Views: 11 Author: Site Editor Publish Time: 2018-01-12 Origin: Site
Journal of Applied Physiology has published an article entitled "Enhanced muscle blood flow with intermittent pneumatic compression of the lower leg during plantar flexion exercise and recovery", which support that intermittent pneumatic compression applied during exercise and recovey from exercise can increase limb blood flow, potentially contributing to changes in exercise performance and recovery.
"Enhanced muscle blood flow with intermittent pneumatic compression of the lower leg during plantar flexion exercise and recovery

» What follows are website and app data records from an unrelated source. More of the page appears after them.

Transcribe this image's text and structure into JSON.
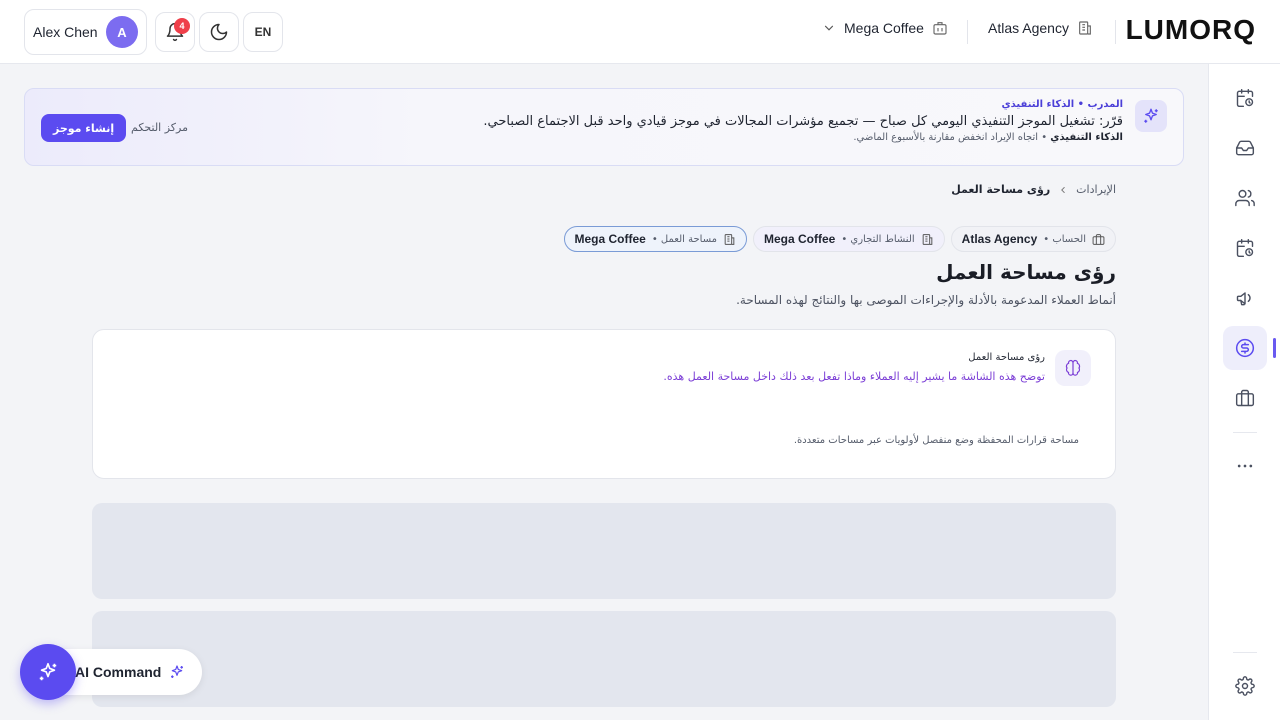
{
  "header": {
    "user_name": "Alex Chen",
    "avatar_initial": "A",
    "notification_count": "4",
    "language": "EN",
    "business": "Mega Coffee",
    "agency": "Atlas Agency",
    "logo": "LUMORQ"
  },
  "banner": {
    "kicker": "المدرب • الذكاء التنفيذي",
    "message": "قرّر: تشغيل الموجز التنفيذي اليومي كل صباح — تجميع مؤشرات المجالات في موجز قيادي واحد قبل الاجتماع الصباحي.",
    "sub_label": "الذكاء التنفيذي",
    "sub_text": " • اتجاه الإيراد انخفض مقارنة بالأسبوع الماضي.",
    "cta_label": "إنشاء موجز",
    "link_label": "مركز التحكم"
  },
  "breadcrumb": {
    "parent": "الإيرادات",
    "current": "رؤى مساحة العمل"
  },
  "context_chips": [
    {
      "label": "الحساب •",
      "value": "Atlas Agency"
    },
    {
      "label": "النشاط التجاري •",
      "value": "Mega Coffee"
    },
    {
      "label": "مساحة العمل •",
      "value": "Mega Coffee"
    }
  ],
  "page": {
    "title": "رؤى مساحة العمل",
    "subtitle": "أنماط العملاء المدعومة بالأدلة والإجراءات الموصى بها والنتائج لهذه المساحة."
  },
  "insight_card": {
    "title": "رؤى مساحة العمل",
    "description": "توضح هذه الشاشة ما يشير إليه العملاء وماذا تفعل بعد ذلك داخل مساحة العمل هذه.",
    "footer": "مساحة قرارات المحفظة وضع منفصل لأولويات عبر مساحات متعددة."
  },
  "ai_command": {
    "label": "AI Command"
  },
  "icons": {
    "sidebar": [
      "calendar-clock-icon",
      "inbox-icon",
      "users-icon",
      "calendar-clock-icon",
      "megaphone-icon",
      "dollar-icon",
      "briefcase-icon",
      "more-icon",
      "settings-icon"
    ]
  },
  "colors": {
    "accent": "#5b4bf0",
    "badge": "#ef3f4a",
    "insight_text": "#7c3fd6"
  }
}
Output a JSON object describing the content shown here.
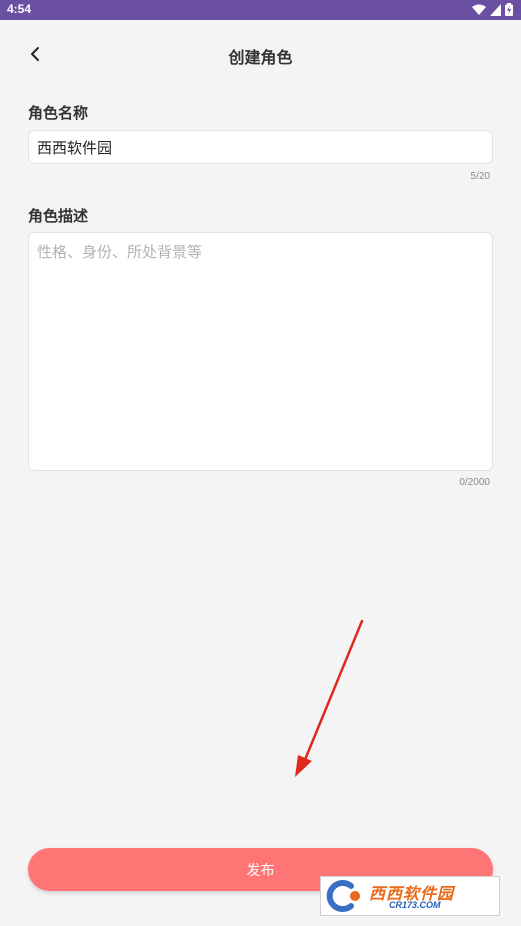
{
  "status_bar": {
    "time": "4:54"
  },
  "header": {
    "title": "创建角色"
  },
  "role_name": {
    "label": "角色名称",
    "value": "西西软件园",
    "counter": "5/20"
  },
  "role_description": {
    "label": "角色描述",
    "placeholder": "性格、身份、所处背景等",
    "value": "",
    "counter": "0/2000"
  },
  "actions": {
    "publish_label": "发布"
  },
  "watermark": {
    "text": "西西软件园",
    "sub": "CR173.COM"
  },
  "colors": {
    "status_bar": "#6a4fa3",
    "publish_button": "#ff7575",
    "background": "#f4f4f4",
    "annotation_arrow": "#e0281e"
  }
}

Abstract: The study (Kathryn A. Zuj, Chekema N. Prince, Richard L. Hughson, and Sean D. Peterson) tested the hypothesis that intermittent compression of the lower limb would increase blood flow during exercise and post-exercise recovery. Data were collected from 12 healthy individuals (8 men) who performed three minutes of standing plantar flexion exercise. Three conditions were tested: no applied compression (NoComp), compression during the exercise period only (ExComp), and compression during two minutes of standing post-exercise recovery (RecComp). Doppler ultrasound was used to determine superficial femoral artery (SFA) blood flow responses. Mean arterial pressure (MAP) and cardiac stroke volume (SV) were assessed using finger photoplethysmography, with vascular conductance (VC) calculated as VC = SFA flow / MAP. Compared to the NoComp condition, compression resulted in increased MAP during exercise (+3.5 ± 4.1 mmHg, mean ± SD), but not during post-exercise recovery (+1.6 ± 5.9 mmHg). SV increased with compression during both exercise (+4.8 ± 5.1 mL) and recovery (+8.0 ± 6.6 mL) compared to NoComp. There was a greater increase in SFA flow with compression during exercise (+52.1 ± 57.2 mL/min) and during recovery (+58.6 ± 56.7 mL/min). VC immediately following exercise was also significantly greater in the ExComp condition compared to the NoComp condition (+0.57 ± 0.42 mL/min/mmHg) suggesting the observed increase in blood flow during exercise was in part due to changes in VC. Results from this study support the hypothesis that intermittent compression applied during exercise and recovery from exercise results in increased limb blood flow, potentially contributing to changes in exercise performance and recovery. "
Through repeated sequential and even inflation and deflation on multi-chamber gasbags for circulating pressures on limbs, intermittent pneumatic compression can accelerate the metabolism and improve venous circulation in the limbs. Therefore, it indeed plays an effective role in excersice performance and recovery. Moreover, it also can induce good outcomes for those who suffer edema or the risk of deep vein thrombosis (DVT) or pulmonary embolism (PE).